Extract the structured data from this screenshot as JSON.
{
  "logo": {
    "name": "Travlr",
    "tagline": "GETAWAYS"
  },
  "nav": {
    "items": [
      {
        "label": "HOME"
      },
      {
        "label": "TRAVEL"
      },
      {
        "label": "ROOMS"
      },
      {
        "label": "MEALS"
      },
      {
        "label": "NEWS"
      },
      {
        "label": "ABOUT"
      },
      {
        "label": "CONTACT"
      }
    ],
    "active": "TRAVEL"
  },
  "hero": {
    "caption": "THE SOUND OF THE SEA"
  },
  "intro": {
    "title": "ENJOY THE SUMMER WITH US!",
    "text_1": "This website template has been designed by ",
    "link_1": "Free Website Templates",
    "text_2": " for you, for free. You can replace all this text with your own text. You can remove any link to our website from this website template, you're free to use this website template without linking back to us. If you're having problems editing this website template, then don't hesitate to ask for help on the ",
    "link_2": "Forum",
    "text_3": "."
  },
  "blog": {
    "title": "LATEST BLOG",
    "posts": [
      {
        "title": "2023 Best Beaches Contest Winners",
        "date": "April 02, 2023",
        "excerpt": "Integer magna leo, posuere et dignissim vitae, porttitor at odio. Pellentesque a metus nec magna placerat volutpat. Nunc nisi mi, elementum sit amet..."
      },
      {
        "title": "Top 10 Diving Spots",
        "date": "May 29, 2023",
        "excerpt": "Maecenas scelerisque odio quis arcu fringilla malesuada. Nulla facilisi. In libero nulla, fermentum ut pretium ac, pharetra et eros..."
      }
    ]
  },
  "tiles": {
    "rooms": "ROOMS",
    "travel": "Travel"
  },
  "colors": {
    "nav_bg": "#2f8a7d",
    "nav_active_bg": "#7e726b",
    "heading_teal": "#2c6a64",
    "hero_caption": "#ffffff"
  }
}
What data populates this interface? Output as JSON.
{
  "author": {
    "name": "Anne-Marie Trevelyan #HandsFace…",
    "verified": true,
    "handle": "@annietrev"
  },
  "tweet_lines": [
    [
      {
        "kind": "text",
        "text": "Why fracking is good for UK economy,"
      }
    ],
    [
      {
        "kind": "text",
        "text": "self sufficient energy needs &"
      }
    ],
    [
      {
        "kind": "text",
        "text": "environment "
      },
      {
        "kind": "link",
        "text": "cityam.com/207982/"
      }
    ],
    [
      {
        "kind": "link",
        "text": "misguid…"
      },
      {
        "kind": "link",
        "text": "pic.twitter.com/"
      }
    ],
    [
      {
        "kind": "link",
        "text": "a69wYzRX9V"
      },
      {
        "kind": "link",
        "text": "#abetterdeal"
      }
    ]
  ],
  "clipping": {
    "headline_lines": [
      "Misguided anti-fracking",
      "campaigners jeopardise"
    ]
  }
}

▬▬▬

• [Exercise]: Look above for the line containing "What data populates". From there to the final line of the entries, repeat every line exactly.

• [Solved problem]:
What data populates this interface? Output as JSON.
{
  "author": {
    "name": "Anne-Marie Trevelyan #HandsFace…",
    "verified": true,
    "handle": "@annietrev"
  },
  "tweet_lines": [
    [
      {
        "kind": "text",
        "text": "Why fracking is good for UK economy,"
      }
    ],
    [
      {
        "kind": "text",
        "text": "self sufficient energy needs &"
      }
    ],
    [
      {
        "kind": "text",
        "text": "environment "
      },
      {
        "kind": "link",
        "text": "cityam.com/207982/"
      }
    ],
    [
      {
        "kind": "link",
        "text": "misguid…"
      },
      {
        "kind": "link",
        "text": "pic.twitter.com/"
      }
    ],
    [
      {
        "kind": "link",
        "text": "a69wYzRX9V"
      },
      {
        "kind": "link",
        "text": "#abetterdeal"
      }
    ]
  ],
  "clipping": {
    "headline_lines": [
      "Misguided anti-fracking",
      "campaigners jeopardise"
    ]
  }
}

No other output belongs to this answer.